=== Component data from apps and pages ===
--

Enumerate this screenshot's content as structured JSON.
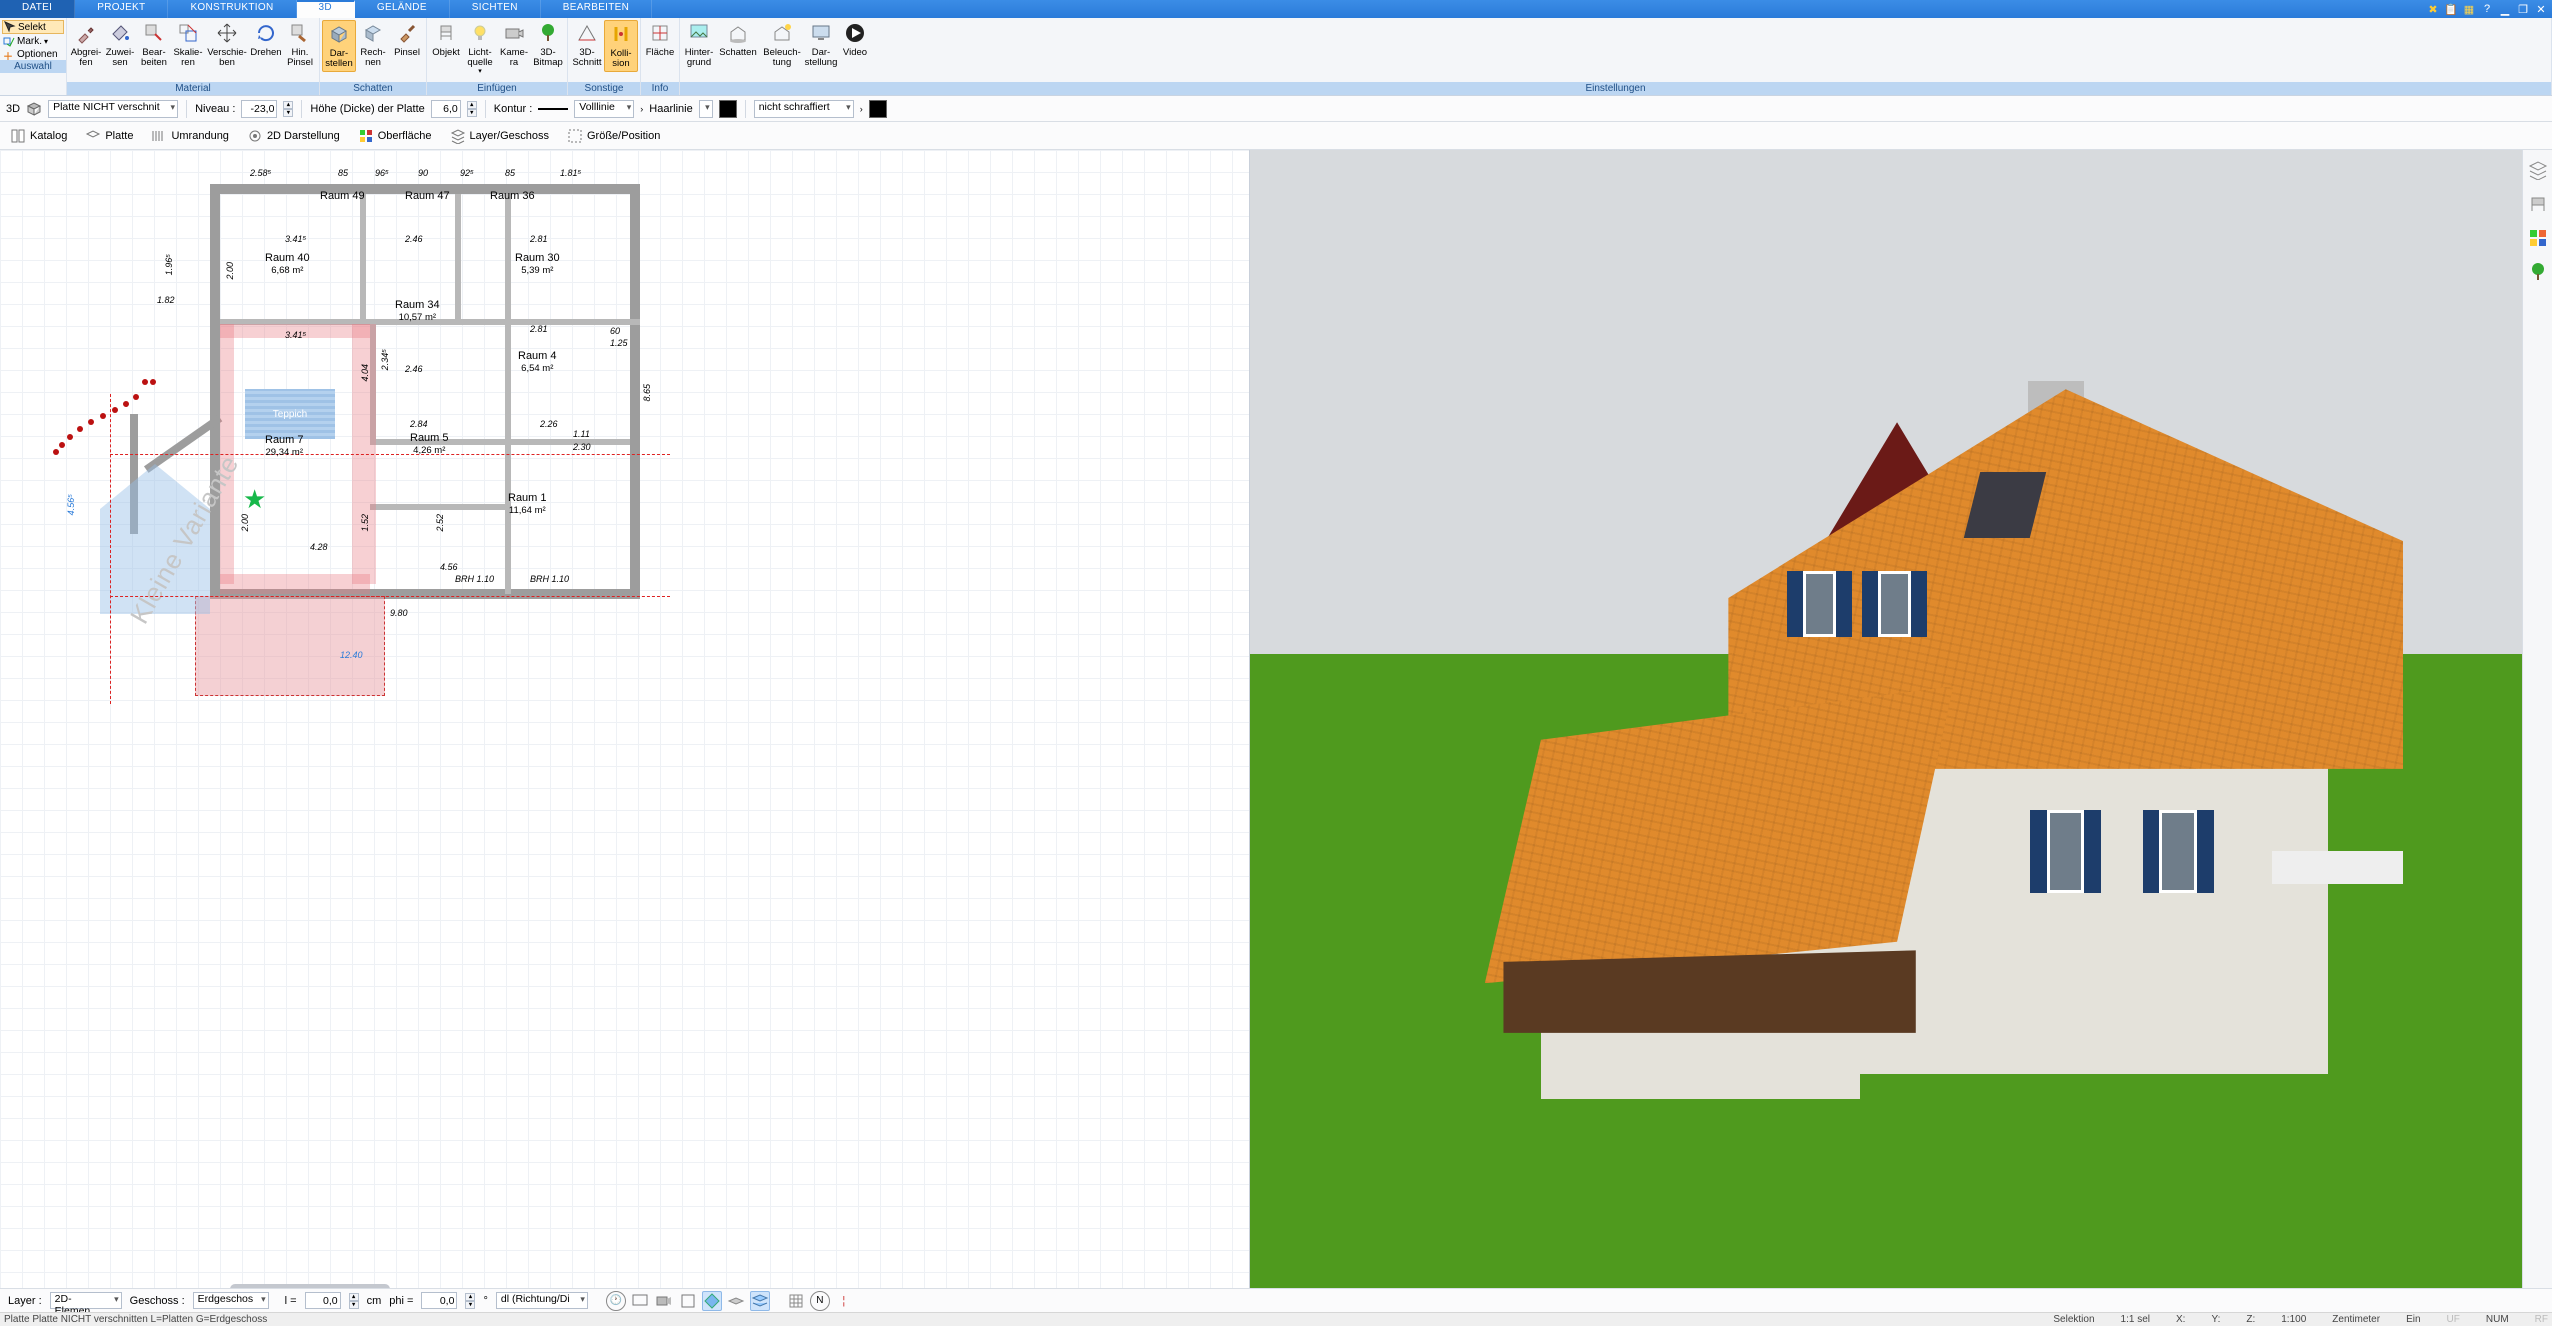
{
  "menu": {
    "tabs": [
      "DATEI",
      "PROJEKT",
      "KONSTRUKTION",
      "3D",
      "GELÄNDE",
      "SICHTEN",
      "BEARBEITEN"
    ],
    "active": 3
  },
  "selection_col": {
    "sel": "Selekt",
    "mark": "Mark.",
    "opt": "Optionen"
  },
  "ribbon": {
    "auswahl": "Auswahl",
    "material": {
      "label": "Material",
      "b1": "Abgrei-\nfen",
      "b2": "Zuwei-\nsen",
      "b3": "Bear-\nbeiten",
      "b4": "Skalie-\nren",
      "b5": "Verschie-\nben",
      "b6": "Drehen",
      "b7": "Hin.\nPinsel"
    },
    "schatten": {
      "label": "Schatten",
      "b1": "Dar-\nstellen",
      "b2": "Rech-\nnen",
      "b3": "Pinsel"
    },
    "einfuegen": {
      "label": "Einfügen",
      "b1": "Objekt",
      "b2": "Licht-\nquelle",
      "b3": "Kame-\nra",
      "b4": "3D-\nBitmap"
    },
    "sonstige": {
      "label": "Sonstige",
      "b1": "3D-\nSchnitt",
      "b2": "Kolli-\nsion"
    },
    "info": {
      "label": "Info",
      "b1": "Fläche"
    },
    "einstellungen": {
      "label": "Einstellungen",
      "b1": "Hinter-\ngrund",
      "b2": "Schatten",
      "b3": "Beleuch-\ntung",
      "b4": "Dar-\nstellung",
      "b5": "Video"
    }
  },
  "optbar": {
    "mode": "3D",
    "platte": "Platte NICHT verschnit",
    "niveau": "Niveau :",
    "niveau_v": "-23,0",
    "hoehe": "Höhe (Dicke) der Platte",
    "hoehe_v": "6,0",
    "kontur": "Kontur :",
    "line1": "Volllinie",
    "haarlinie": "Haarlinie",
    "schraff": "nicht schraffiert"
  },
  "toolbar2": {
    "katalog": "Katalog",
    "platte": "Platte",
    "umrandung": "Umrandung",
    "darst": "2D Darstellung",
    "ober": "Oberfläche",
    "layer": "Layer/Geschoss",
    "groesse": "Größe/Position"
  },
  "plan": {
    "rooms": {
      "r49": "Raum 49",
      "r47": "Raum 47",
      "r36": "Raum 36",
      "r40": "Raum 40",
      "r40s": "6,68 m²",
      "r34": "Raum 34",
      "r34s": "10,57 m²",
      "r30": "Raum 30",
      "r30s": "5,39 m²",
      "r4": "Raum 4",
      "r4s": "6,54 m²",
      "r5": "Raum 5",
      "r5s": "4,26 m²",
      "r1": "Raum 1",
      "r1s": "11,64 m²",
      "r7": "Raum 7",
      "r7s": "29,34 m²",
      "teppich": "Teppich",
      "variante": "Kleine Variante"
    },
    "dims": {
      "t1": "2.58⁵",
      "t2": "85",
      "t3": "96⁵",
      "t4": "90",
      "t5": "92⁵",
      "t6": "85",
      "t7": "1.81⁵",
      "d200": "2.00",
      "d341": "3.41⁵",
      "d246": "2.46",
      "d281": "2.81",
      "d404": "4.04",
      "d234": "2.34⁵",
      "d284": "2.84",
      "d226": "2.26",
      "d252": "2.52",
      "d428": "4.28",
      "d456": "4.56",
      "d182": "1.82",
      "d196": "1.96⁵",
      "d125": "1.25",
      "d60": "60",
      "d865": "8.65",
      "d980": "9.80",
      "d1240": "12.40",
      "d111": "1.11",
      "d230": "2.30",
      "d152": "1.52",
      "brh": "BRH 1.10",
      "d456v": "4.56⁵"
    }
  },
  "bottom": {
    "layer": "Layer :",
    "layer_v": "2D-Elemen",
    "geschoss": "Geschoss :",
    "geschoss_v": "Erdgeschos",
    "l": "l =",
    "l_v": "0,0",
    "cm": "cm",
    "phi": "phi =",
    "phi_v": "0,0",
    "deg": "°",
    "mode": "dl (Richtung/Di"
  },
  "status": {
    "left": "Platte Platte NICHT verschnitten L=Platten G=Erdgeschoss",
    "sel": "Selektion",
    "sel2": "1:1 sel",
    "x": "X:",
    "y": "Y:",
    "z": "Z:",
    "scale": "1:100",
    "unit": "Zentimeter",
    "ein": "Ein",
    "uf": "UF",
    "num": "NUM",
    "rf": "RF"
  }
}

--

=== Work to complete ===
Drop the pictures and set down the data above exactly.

=== Solution below ===
Enumerate this screenshot's content as structured JSON.
{
  "menu": {
    "tabs": [
      "DATEI",
      "PROJEKT",
      "KONSTRUKTION",
      "3D",
      "GELÄNDE",
      "SICHTEN",
      "BEARBEITEN"
    ],
    "active": 3
  },
  "selection_col": {
    "sel": "Selekt",
    "mark": "Mark.",
    "opt": "Optionen"
  },
  "ribbon": {
    "auswahl": "Auswahl",
    "material": {
      "label": "Material",
      "b1": "Abgrei-\nfen",
      "b2": "Zuwei-\nsen",
      "b3": "Bear-\nbeiten",
      "b4": "Skalie-\nren",
      "b5": "Verschie-\nben",
      "b6": "Drehen",
      "b7": "Hin.\nPinsel"
    },
    "schatten": {
      "label": "Schatten",
      "b1": "Dar-\nstellen",
      "b2": "Rech-\nnen",
      "b3": "Pinsel"
    },
    "einfuegen": {
      "label": "Einfügen",
      "b1": "Objekt",
      "b2": "Licht-\nquelle",
      "b3": "Kame-\nra",
      "b4": "3D-\nBitmap"
    },
    "sonstige": {
      "label": "Sonstige",
      "b1": "3D-\nSchnitt",
      "b2": "Kolli-\nsion"
    },
    "info": {
      "label": "Info",
      "b1": "Fläche"
    },
    "einstellungen": {
      "label": "Einstellungen",
      "b1": "Hinter-\ngrund",
      "b2": "Schatten",
      "b3": "Beleuch-\ntung",
      "b4": "Dar-\nstellung",
      "b5": "Video"
    }
  },
  "optbar": {
    "mode": "3D",
    "platte": "Platte NICHT verschnit",
    "niveau": "Niveau :",
    "niveau_v": "-23,0",
    "hoehe": "Höhe (Dicke) der Platte",
    "hoehe_v": "6,0",
    "kontur": "Kontur :",
    "line1": "Volllinie",
    "haarlinie": "Haarlinie",
    "schraff": "nicht schraffiert"
  },
  "toolbar2": {
    "katalog": "Katalog",
    "platte": "Platte",
    "umrandung": "Umrandung",
    "darst": "2D Darstellung",
    "ober": "Oberfläche",
    "layer": "Layer/Geschoss",
    "groesse": "Größe/Position"
  },
  "plan": {
    "rooms": {
      "r49": "Raum 49",
      "r47": "Raum 47",
      "r36": "Raum 36",
      "r40": "Raum 40",
      "r40s": "6,68 m²",
      "r34": "Raum 34",
      "r34s": "10,57 m²",
      "r30": "Raum 30",
      "r30s": "5,39 m²",
      "r4": "Raum 4",
      "r4s": "6,54 m²",
      "r5": "Raum 5",
      "r5s": "4,26 m²",
      "r1": "Raum 1",
      "r1s": "11,64 m²",
      "r7": "Raum 7",
      "r7s": "29,34 m²",
      "teppich": "Teppich",
      "variante": "Kleine Variante"
    },
    "dims": {
      "t1": "2.58⁵",
      "t2": "85",
      "t3": "96⁵",
      "t4": "90",
      "t5": "92⁵",
      "t6": "85",
      "t7": "1.81⁵",
      "d200": "2.00",
      "d341": "3.41⁵",
      "d246": "2.46",
      "d281": "2.81",
      "d404": "4.04",
      "d234": "2.34⁵",
      "d284": "2.84",
      "d226": "2.26",
      "d252": "2.52",
      "d428": "4.28",
      "d456": "4.56",
      "d182": "1.82",
      "d196": "1.96⁵",
      "d125": "1.25",
      "d60": "60",
      "d865": "8.65",
      "d980": "9.80",
      "d1240": "12.40",
      "d111": "1.11",
      "d230": "2.30",
      "d152": "1.52",
      "brh": "BRH 1.10",
      "d456v": "4.56⁵"
    }
  },
  "bottom": {
    "layer": "Layer :",
    "layer_v": "2D-Elemen",
    "geschoss": "Geschoss :",
    "geschoss_v": "Erdgeschos",
    "l": "l =",
    "l_v": "0,0",
    "cm": "cm",
    "phi": "phi =",
    "phi_v": "0,0",
    "deg": "°",
    "mode": "dl (Richtung/Di"
  },
  "status": {
    "left": "Platte Platte NICHT verschnitten L=Platten G=Erdgeschoss",
    "sel": "Selektion",
    "sel2": "1:1 sel",
    "x": "X:",
    "y": "Y:",
    "z": "Z:",
    "scale": "1:100",
    "unit": "Zentimeter",
    "ein": "Ein",
    "uf": "UF",
    "num": "NUM",
    "rf": "RF"
  }
}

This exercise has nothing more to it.